Exercise details -> Where a line of the listing below includes the word "Group", reproduce that line.
BEGIN
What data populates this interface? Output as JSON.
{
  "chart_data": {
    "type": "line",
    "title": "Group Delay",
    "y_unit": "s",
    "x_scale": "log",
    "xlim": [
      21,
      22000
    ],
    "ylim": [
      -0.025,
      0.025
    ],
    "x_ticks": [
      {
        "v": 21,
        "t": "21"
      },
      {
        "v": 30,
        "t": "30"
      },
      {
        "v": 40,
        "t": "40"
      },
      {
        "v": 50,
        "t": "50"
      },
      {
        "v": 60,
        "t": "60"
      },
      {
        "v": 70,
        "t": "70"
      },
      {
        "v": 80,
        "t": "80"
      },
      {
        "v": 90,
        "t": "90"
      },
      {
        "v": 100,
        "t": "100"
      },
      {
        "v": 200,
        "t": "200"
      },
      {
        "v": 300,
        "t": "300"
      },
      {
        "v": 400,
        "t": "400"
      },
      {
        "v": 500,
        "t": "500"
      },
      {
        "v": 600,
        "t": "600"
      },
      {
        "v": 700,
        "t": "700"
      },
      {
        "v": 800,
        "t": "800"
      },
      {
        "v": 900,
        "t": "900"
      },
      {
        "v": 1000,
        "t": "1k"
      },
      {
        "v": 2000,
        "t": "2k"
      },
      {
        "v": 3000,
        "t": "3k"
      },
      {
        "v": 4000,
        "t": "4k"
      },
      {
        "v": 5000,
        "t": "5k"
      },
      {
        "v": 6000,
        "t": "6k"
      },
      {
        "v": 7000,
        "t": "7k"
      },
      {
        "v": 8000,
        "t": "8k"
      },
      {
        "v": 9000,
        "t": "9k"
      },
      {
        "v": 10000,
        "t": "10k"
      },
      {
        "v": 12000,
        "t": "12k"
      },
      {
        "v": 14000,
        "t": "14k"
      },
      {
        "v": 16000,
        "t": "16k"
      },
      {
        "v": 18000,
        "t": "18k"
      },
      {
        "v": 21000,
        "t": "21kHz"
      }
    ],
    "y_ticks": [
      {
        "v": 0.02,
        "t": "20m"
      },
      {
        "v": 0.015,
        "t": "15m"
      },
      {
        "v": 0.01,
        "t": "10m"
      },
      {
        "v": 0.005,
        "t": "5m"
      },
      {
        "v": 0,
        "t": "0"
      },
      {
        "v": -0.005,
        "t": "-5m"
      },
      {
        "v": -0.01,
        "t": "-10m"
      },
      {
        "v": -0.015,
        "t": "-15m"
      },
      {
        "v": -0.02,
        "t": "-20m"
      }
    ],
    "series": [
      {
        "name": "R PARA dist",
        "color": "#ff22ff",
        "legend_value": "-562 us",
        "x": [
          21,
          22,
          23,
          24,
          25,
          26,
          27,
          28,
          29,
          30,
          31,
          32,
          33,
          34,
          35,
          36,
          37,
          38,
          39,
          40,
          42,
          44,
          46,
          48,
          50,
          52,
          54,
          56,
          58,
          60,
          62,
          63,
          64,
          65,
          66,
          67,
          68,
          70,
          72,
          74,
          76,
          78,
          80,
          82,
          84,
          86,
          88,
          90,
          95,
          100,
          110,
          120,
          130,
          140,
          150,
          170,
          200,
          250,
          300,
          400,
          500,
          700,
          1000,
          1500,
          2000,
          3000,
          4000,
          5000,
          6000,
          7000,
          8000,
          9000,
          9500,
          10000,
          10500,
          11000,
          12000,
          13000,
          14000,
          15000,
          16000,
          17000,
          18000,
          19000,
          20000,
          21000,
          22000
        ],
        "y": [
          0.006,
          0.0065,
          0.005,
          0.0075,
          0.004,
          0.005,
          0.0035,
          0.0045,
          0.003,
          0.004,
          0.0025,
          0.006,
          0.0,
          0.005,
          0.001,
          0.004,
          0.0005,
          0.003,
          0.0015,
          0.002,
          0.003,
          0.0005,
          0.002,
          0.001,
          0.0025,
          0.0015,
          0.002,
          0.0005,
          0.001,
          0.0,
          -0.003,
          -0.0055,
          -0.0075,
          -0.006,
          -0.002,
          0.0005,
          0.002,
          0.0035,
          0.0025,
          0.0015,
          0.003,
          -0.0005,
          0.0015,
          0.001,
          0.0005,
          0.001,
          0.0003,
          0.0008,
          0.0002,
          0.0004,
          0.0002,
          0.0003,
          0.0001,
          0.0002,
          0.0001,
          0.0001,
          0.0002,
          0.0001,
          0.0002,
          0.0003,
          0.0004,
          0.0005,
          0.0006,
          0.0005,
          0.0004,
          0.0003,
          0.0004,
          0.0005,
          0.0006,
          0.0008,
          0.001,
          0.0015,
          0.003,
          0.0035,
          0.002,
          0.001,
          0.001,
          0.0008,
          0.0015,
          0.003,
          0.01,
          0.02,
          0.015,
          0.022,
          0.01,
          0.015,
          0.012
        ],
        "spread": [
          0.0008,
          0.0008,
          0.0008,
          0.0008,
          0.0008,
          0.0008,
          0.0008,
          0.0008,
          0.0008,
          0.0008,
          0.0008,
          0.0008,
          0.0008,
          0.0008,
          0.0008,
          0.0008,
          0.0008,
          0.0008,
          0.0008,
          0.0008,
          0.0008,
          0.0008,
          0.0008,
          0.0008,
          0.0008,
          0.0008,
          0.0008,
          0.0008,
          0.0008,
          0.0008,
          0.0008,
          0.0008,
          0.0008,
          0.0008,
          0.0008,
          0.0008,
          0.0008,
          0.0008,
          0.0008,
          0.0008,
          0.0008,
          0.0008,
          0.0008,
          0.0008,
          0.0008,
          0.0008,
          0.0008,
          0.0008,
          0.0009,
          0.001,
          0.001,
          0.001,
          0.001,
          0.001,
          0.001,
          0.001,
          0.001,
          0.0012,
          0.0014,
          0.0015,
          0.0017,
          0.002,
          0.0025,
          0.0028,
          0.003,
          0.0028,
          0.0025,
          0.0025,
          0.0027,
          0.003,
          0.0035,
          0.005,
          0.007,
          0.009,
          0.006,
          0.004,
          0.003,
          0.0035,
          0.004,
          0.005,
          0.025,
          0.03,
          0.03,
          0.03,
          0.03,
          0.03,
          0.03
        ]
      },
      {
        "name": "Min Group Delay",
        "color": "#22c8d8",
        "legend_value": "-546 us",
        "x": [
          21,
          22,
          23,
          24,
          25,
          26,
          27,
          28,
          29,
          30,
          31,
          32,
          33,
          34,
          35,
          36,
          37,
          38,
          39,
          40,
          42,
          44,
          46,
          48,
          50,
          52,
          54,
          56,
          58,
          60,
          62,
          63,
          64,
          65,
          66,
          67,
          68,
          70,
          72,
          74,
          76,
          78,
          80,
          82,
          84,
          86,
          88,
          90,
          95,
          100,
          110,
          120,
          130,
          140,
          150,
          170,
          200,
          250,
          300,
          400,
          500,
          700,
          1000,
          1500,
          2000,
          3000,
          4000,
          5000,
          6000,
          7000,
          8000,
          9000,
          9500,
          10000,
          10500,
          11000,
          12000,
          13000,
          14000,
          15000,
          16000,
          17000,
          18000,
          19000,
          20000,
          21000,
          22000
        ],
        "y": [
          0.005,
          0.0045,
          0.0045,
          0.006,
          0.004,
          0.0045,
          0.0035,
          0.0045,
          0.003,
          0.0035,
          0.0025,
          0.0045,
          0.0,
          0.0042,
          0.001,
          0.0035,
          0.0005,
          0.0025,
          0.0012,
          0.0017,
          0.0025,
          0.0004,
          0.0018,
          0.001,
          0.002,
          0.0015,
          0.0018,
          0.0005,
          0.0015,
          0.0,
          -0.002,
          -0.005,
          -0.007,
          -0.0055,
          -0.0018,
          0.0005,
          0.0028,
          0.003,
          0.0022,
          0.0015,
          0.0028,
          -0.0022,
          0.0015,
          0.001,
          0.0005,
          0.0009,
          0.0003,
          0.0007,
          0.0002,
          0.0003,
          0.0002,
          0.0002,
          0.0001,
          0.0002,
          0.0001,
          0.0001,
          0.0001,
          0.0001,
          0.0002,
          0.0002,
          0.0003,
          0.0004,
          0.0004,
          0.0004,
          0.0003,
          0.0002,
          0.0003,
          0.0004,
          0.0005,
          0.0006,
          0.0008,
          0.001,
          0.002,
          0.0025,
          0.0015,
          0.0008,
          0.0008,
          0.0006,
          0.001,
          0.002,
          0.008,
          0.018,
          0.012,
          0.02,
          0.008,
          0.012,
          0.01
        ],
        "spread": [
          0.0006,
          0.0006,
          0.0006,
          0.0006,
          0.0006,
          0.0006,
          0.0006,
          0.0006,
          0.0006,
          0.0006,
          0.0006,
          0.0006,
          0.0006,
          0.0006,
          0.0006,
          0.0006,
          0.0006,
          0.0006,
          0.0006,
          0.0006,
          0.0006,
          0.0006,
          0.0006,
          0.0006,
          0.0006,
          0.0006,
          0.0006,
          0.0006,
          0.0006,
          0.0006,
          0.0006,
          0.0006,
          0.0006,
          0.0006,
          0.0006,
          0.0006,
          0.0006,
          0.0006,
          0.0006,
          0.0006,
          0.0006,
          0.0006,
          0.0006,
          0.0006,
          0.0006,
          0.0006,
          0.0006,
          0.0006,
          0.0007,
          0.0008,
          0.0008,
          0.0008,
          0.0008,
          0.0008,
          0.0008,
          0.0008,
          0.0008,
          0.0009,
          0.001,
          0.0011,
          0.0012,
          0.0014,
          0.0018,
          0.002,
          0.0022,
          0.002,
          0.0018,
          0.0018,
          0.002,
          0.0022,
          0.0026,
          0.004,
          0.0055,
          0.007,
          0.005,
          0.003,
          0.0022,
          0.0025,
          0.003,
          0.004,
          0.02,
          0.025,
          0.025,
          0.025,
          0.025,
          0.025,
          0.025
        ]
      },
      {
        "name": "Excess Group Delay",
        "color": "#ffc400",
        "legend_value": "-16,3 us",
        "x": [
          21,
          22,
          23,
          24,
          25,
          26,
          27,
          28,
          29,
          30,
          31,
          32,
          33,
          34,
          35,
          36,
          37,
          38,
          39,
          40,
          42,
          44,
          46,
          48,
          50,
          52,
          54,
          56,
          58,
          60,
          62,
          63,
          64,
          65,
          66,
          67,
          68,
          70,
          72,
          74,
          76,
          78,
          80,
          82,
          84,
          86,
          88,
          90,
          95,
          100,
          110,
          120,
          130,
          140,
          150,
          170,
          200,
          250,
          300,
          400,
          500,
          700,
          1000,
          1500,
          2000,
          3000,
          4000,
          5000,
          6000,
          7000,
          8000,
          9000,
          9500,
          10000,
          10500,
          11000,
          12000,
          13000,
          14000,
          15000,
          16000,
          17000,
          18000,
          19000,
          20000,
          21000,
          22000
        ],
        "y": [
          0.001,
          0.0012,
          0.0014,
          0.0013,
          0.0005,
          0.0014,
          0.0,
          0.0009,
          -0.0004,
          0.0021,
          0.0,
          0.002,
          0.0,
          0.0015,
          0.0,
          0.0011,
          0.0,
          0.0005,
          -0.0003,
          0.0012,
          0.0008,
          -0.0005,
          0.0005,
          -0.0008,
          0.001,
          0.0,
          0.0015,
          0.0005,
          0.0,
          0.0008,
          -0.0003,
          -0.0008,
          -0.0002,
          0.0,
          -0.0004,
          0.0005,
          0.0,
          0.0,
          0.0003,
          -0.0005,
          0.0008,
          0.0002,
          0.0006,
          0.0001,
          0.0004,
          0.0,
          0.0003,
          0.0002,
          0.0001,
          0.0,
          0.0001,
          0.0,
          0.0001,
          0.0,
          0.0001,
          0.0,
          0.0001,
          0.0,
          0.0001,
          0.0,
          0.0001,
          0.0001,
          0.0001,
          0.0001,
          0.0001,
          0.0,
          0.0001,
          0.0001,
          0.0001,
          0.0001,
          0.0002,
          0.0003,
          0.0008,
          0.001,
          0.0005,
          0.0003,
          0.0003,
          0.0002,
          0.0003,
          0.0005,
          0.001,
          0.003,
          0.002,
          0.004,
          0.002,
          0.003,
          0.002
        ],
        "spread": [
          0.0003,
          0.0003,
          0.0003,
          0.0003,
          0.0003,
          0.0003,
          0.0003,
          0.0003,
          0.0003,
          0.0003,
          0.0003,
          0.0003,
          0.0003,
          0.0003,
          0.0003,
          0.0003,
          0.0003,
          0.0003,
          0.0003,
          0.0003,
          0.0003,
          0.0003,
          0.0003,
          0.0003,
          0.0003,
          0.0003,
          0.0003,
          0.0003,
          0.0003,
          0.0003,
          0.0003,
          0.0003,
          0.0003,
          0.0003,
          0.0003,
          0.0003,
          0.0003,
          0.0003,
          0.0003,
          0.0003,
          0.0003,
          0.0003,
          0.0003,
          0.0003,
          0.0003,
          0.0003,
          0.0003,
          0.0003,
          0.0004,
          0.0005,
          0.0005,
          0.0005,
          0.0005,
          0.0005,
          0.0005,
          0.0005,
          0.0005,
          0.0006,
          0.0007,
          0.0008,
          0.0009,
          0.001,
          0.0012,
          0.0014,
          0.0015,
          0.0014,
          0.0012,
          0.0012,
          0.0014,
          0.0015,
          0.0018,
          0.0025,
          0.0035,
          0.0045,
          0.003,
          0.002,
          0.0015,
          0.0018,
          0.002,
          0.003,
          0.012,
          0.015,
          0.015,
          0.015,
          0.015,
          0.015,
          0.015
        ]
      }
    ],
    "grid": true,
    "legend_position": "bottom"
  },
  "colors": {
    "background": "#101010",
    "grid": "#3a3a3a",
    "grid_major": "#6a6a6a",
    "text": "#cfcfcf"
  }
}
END
Expected output ->
    "title": "Group Delay",
        "name": "Min Group Delay",
        "name": "Excess Group Delay",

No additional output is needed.